Further research is needed to better understand the discrepancies in trial participation and how to address their consequences, researchers noted.

Samer Al Hadidi, MD, MS

“Some barriers are related to socioeconomic factors, [whereas] others are related to distrust of the medical system based on a previous history of research misconduct related to African American persons,” Samer Al Hadidi, MD, MS, clinical researcher in the section of hematology and oncology at Baylor College of Medicine, told Healio. “Some previous studies have also indicated that researchers may not offer clinical trials based on bias that African American persons may be less compliant with research protocols and studies.”

African Americans have the highest death rates of any racial or ethnic group in the United States for most types of cancer.

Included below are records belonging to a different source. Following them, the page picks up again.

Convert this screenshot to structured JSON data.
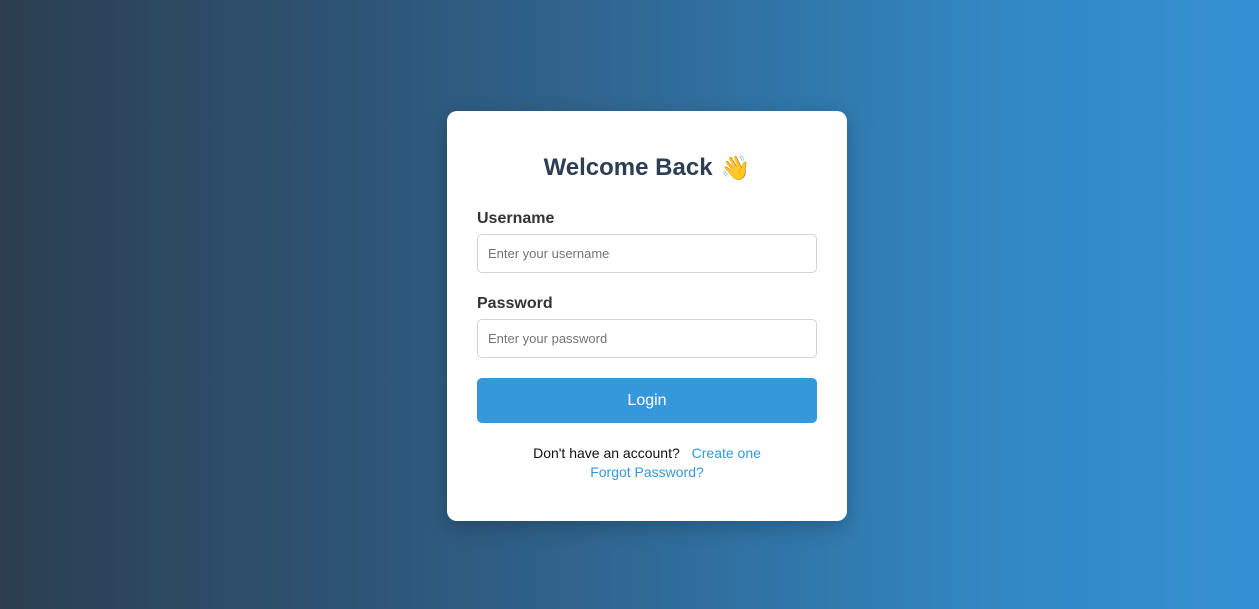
{
  "login_card": {
    "title": "Welcome Back",
    "title_emoji": "👋",
    "username": {
      "label": "Username",
      "placeholder": "Enter your username",
      "value": ""
    },
    "password": {
      "label": "Password",
      "placeholder": "Enter your password",
      "value": ""
    },
    "login_button_label": "Login",
    "signup_prompt": "Don't have an account?",
    "create_account_link": "Create one",
    "forgot_password_link": "Forgot Password?"
  },
  "colors": {
    "accent": "#3498db",
    "title": "#2c3e50",
    "background_gradient_start": "#2c3e50",
    "background_gradient_end": "#3490d3"
  },
  "icons": {
    "title_icon": "waving-hand-icon"
  }
}
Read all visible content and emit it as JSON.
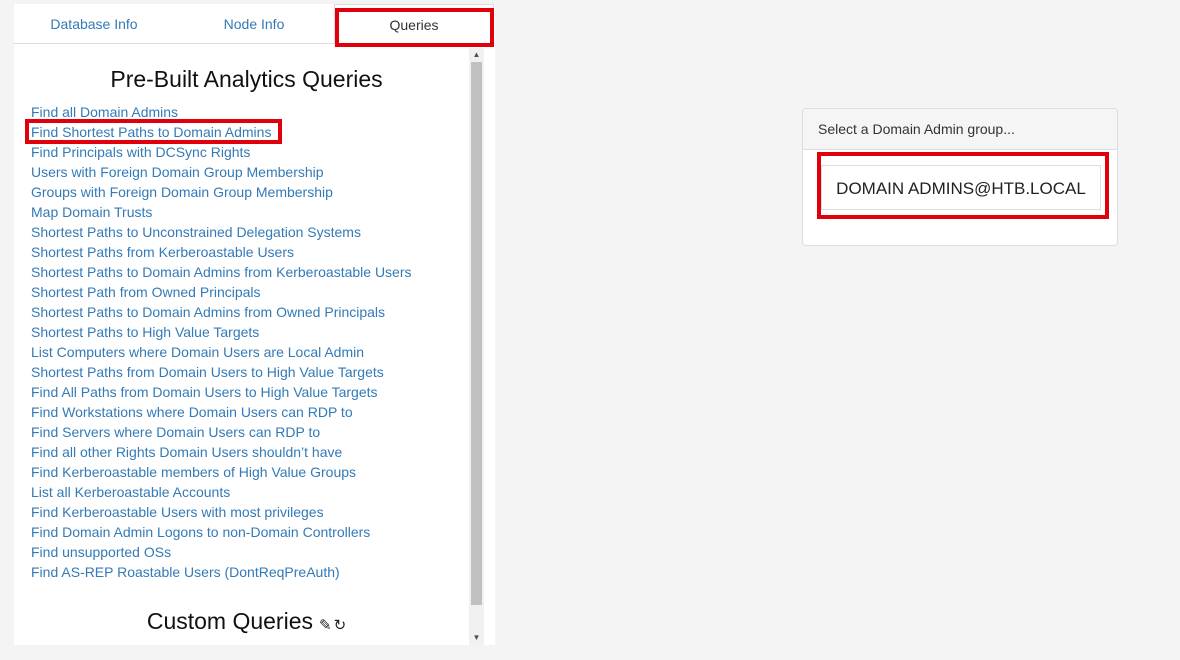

Lack of trial participation among the African American community has been attributed to a lack of information about trials and concern about trial conditions, an aversion to the randomization required for participation, suspicion of health care providers’ attitudes, and distrust of medical research related to historical events, including the Tuskegee study.

Hadidi and colleagues sought to evaluate whether these factors had an impact on participation of African Americans in trials that supported 75 new oncologic drug approvals between 2014 and 2018.

Researchers calculated participation-to-prevalence ratios (PPRs) by dividing the percentage of African Americans among trial participants by the percentage of African Americans among individuals with disease. A PPR of 1 indicated identical representation of African Americans in the trial and disease populations, and PPRs between 0.8 and 1.2 indicated similar representation, according to the researchers.

Results showed that among 61,763 patients enrolled in the pivotal trials, 7.44% were African American, which equated to a PPR of just 0.31 for this population for all cancer types combined.

Researchers observed consistent underrepresentation of African Americans in these trials across major disease subtypes, including breast cancer (PPR = 0.29), prostate cancer (PPR = 0.18), lung cancer (PPR = 0.15) and hematologic cancers (PPR = 0.12).

“Drug approvals are based on clinical trials that primarily enroll whites and their results are directly applied to African Americans and other minorities,” Hadidi told Healio. “In retrospect, when we start using the drugs to treat patients, we may see that African Americans either respond less or more to the drug.


“The ideal way of [conducting trials in the future] is to enroll minorities with the same prevalence they have in the community,” Hadidi added. “This may be done by asking each clinical trial to enroll specific number of African Americans or other minorities, so the results of such trials that result in a subsequent drug approval will be a real reflection of the activity of the drug in the community.”

For more information:

Samer Al Hadidi, MD, MS, can be reached at hadidi@bcm.edu.